Monday, July 12, 2010
Thai Academics Shut Down Warned not to air political views
Thai academics are being intimidated out of speaking out on a large scale, according to University World News, a London-based publication for academics. In an article by Yojana Sharma, published on July 11, the publication said that "broadcasting freely is no longer a simple and safe matter since the government crackdown against Red Shirt protesters in May."
Radio stations have been shut down and academics have been warned by their own universities to not openly broadcast their opinions, the story said, quoting Suda Rangkupan, a lecturer in linguistics at Bangkok's Chulalongkorn University, who told

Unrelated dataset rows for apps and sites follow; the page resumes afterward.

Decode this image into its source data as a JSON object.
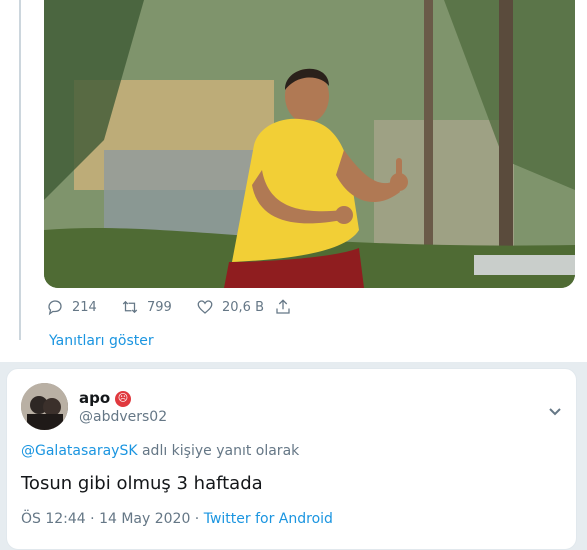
{
  "parent_tweet": {
    "stats": {
      "replies": "214",
      "retweets": "799",
      "likes": "20,6 B"
    },
    "show_replies": "Yanıtları göster"
  },
  "reply": {
    "author_name": "apo",
    "handle": "@abdvers02",
    "reply_to_mention": "@GalatasaraySK",
    "reply_to_suffix": " adlı kişiye yanıt olarak",
    "text": "Tosun gibi olmuş 3 haftada",
    "time": "ÖS 12:44",
    "date": "14 May 2020",
    "separator": " · ",
    "client": "Twitter for Android"
  },
  "colors": {
    "link": "#1b95e0",
    "muted": "#657786",
    "text": "#14171a"
  }
}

Sharma that "Regular commentators on mainstream radio and television stations have also become more cautious although the change is sometimes subtle: ‘Many professors are reluctant to take sides, often they censor themselves. If I talk about linguistics I have to be [politically] neutral.'"
Suda has considerably reduced her broadcast appearances, according to the story. Her reluctance and that of her colleagues has tended to strangle open debate given that Thai academics appear on broadcast media far more than in most other countries.
Chulalongkorn and Thammasat Universities in the past have played major roles in dissent against the Thai military. In violence in 1973 and 1976, students and faculty were both attacked, particularly in 1976 when leftist students were attacked at Thammasat by the military. Hundreds were widely believed to have been murdered.
In recent mnths, Giles Ji Ungpakorn, an associate professor at Chulalongkorn, was forced to flee the country after being charged with lese majeste for allegedly insulting King Bhumibol Adulydej. He has emerged as a spokesman for the Red shirt movement from London.Warnings against political activism are not just from the government, according to the University World News. One major university in June distributed a circular saying professors should not be "openly involved in political conflict".
Chulalongkorn University in particular has sought to distance itself from comments made by its academics, distributing a letter saying they should not refer to their university affiliation when commenting on broadcast media or in interviews.
The number of people willing to speak out is dwindling by the day. Suda recently received a note from her university head of department pointing out that her subject, linguistics, had nothing to do with politics. Extract from an article by Yojana Sharma for the Asia Sentinel